Duress refers to the act of using threats or psychological pressure to force someone to behave in a way that is contrary to their wishes. In contract law, duress is used as a form of defense to a crime where the defendant uses threats to force the plaintiff to commit a crime that is against their wishes. A party who is forced into an act or contract under duress can rescind the contract, rendering it null and void.
In a duress defense, the party admits to committing an act, but unwillingly. Even though the act was illegal, the act was entered into under extreme pressure or threat to cause bodily harm or even death. A party is not deemed guilty of committing an illegal act if he was convinced that he would suffer bodily harm if he did not participate in the act. The role of the government is then to prove that the defendant threatened to cause harm to the plaintiff if the latter did not enter into the contract.
Requirements of Duress
The requirements regarding the use of duress as a defense in a court of law vary by state. The following are the general requirements that must be present:
The party is in immediate threat of serious bodily harm or death. The threat made to the victim must be constant. For example, holding a gun to someone’s head is considered a qualified threat.
The party believes that the perpetrator of the act will carry out the threat. The fear of the threat is justifiable if a reasonable person would likely experience the same level of fear when faced with the same threat.
There is no opportunity to escape safely, except by committing the unlawful act. If the court is convinced that the plaintiff had an opportunity to escape unharmed without committing the illegal act, then duress cannot be used as a defense for committing an illegal act.
Duress vs. Necessity
The defense of necessity involves committing an illegal act in order to prevent the threat of harm to another person. Both the defense of necessity and the defense of duress can be used in court to show that there was no alternative other than committing the illegal act. However, the two terms differ in that duress is caused by the actions of another party, while necessity is a choice between two evils.
For example, duress is when an accountant is forced to sign a document authorizing the transfer of funds to another person with a gun pointed to his head. If the accountant refuses to sign the document, he faces an immediate threat of bodily harm or even death. The accountant can sign the document and later rescind the contract by using duress as a defense in court.
An example of a defense of necessity is when a nurse working on a night shift is forced to break into a pharmacy to get a life-saving medication for a patient who is on the verge of death. If the nurse if later arrested and charged with breaking in and stealing medicine, he can use the defense of necessity to prove that the harm caused is less than the harm that would’ve occurred if he did not commit an illegal act.

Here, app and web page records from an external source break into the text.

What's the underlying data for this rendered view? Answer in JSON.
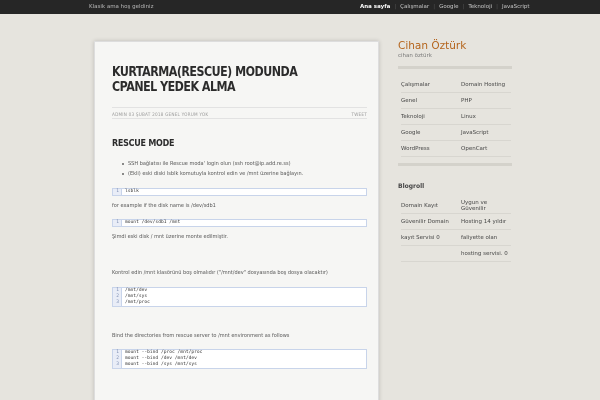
{
  "topbar": {
    "tagline": "Klasik ama hoş geldiniz",
    "nav": [
      "Ana sayfa",
      "Çalışmalar",
      "Google",
      "Teknoloji",
      "JavaScript"
    ]
  },
  "post": {
    "title": "KURTARMA(RESCUE) MODUNDA CPANEL YEDEK ALMA",
    "meta": "ADMIN 03 ŞUBAT 2018 GENEL YORUM YOK",
    "tweet": "TWEET",
    "section": "RESCUE MODE",
    "bullets": [
      "SSH bağlatısı ile Rescue moda' login olun (ssh root@ip.add.re.ss)",
      "(Ekli) eski diski lsblk komutuyla kontrol edin ve /mnt üzerine bağlayın."
    ],
    "code1": [
      {
        "n": "1",
        "t": "lsblk"
      }
    ],
    "p1": "for example if the disk name is /dev/sdb1",
    "code2": [
      {
        "n": "1",
        "t": "mount /dev/sdb1 /mnt"
      }
    ],
    "p2": "Şimdi eski disk / mnt üzerine monte edilmiştir.",
    "p3": "Kontrol edin /mnt klasörünü boş olmalıdır (\"/mnt/dev\" dosyasında boş dosya olacaktır)",
    "code3": [
      {
        "n": "1",
        "t": "/mnt/dev"
      },
      {
        "n": "2",
        "t": "/mnt/sys"
      },
      {
        "n": "3",
        "t": "/mnt/proc"
      }
    ],
    "p4": "Bind the directories from rescue server to /mnt environment as follows",
    "code4": [
      {
        "n": "1",
        "t": "mount --bind /proc /mnt/proc"
      },
      {
        "n": "2",
        "t": "mount --bind /dev /mnt/dev"
      },
      {
        "n": "3",
        "t": "mount --bind /sys /mnt/sys"
      }
    ]
  },
  "sidebar": {
    "title": "Cihan Öztürk",
    "subtitle": "cihan öztürk",
    "categories": [
      [
        "Çalışmalar",
        "Domain Hosting"
      ],
      [
        "Genel",
        "PHP"
      ],
      [
        "Teknoloji",
        "Linux"
      ],
      [
        "Google",
        "JavaScript"
      ],
      [
        "WordPress",
        "OpenCart"
      ]
    ],
    "blogroll_title": "Blogroll",
    "blogroll": [
      [
        "Domain Kayıt",
        "Uygun ve Güvenilir"
      ],
      [
        "Güvenilir Domain",
        "Hosting 14 yıldır"
      ],
      [
        "kayıt Servisi 0",
        "faliyette olan"
      ],
      [
        "",
        "hosting servisi. 0"
      ]
    ]
  },
  "colors": {
    "accent": "#b5651d",
    "topbar": "#262626",
    "background": "#e6e4de"
  }
}
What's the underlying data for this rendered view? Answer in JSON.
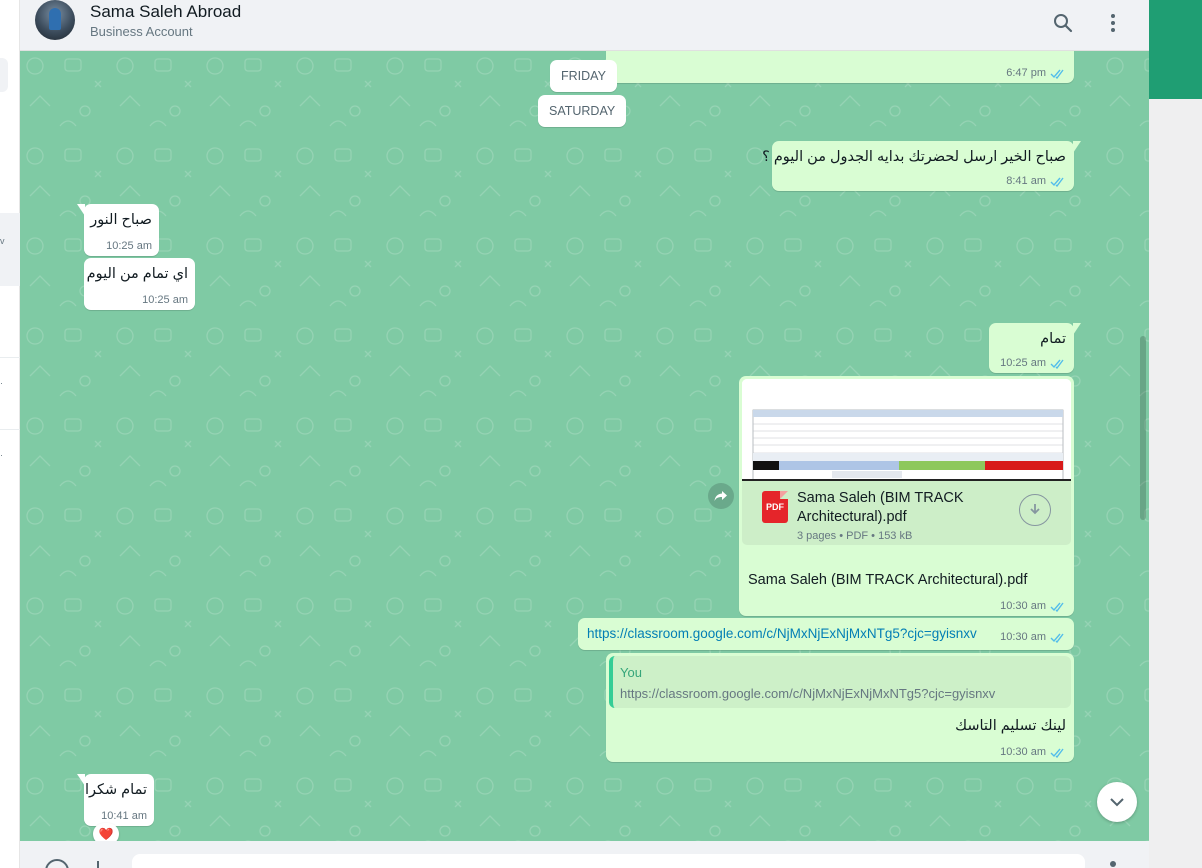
{
  "header": {
    "name": "Sama Saleh Abroad",
    "subtitle": "Business Account"
  },
  "sidebar_glyphs": [
    "v",
    "·",
    "·"
  ],
  "days": [
    "FRIDAY",
    "SATURDAY"
  ],
  "messages": {
    "top_partial": {
      "time": "6:47 pm"
    },
    "m1": {
      "text": "صباح الخير ارسل لحضرتك بدايه الجدول من اليوم ؟",
      "time": "8:41 am"
    },
    "m2": {
      "text": "صباح النور",
      "time": "10:25 am"
    },
    "m3": {
      "text": "اي تمام من اليوم",
      "time": "10:25 am"
    },
    "m4": {
      "text": "تمام",
      "time": "10:25 am"
    },
    "doc": {
      "file_name": "Sama Saleh (BIM TRACK Architectural).pdf",
      "file_type_badge": "PDF",
      "info": "3 pages • PDF • 153 kB",
      "caption": "Sama Saleh (BIM TRACK Architectural).pdf",
      "time": "10:30 am"
    },
    "link": {
      "text": "https://classroom.google.com/c/NjMxNjExNjMxNTg5?cjc=gyisnxv",
      "time": "10:30 am"
    },
    "reply": {
      "quote_author": "You",
      "quote_text": "https://classroom.google.com/c/NjMxNjExNjMxNTg5?cjc=gyisnxv",
      "text": "لينك تسليم التاسك",
      "time": "10:30 am"
    },
    "last": {
      "text": "تمام شكرا",
      "time": "10:41 am",
      "reaction": "❤️"
    }
  },
  "colors": {
    "chat_bg": "#7fcaa4",
    "outgoing": "#d9fdd3",
    "incoming": "#ffffff",
    "tick_blue": "#53bdeb",
    "link": "#027eb5"
  }
}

Categories of Duress in Contract Law
The following are the two main categories of duress:
1. Physical duress
Physical duress can be directed at either a person or goods. When a person wants to rescind a contract entered into earlier on the basis that it was made under duress, he needs to prove that a threat to harm was made by the other party and that the threat was the reason that he entered into the contract. The burden of proof then shifts to the other party, who must prove to the court that any threats made to the person did not force him/her to enter into the contract.
Physical duress was demonstrated in Barton vs Armstrong (1976), where Armstrong threatened to murder Barton if he did not sign a contract for the sale of certain companies. The privy council accepted the defense of duress and agreed to rescind the contract entered into under threats to murder the plaintiff.
Duress to goods occurs when one party withholds the goods of another party until the party enters into an illegal contract. This leaves the party with no alternative other than to give in to the coercion. This was demonstrated in Hawker Pacific Ltd vs Helicopter Charter Pty Ltd (1991) when Hawker Pacific withheld a helicopter belonging to Helicopter Charter until the latter made further payments for repairing a botched paint job. The court set aside the contract on the basis that it was made under duress.
2. Economic duress
Economic duress occurs when one party uses unlawful economic pressure to coerce another party into a contract that they would otherwise not agree to. It can also occur when one party threatens to cancel an existing contract unless the other party agrees to enter into another contract. The court can set aside the contract if the plaintiff can prove that they had no alternative choice other than to enter into the contract.
The following elements of economic duress must be demonstrated:
There is an existing contract between the two parties involved
One party threatens to terminate the existing contract
The other party accepts entering into the new contract under the duress that the other party will cancel or refuse to abide by the terms of an existing contract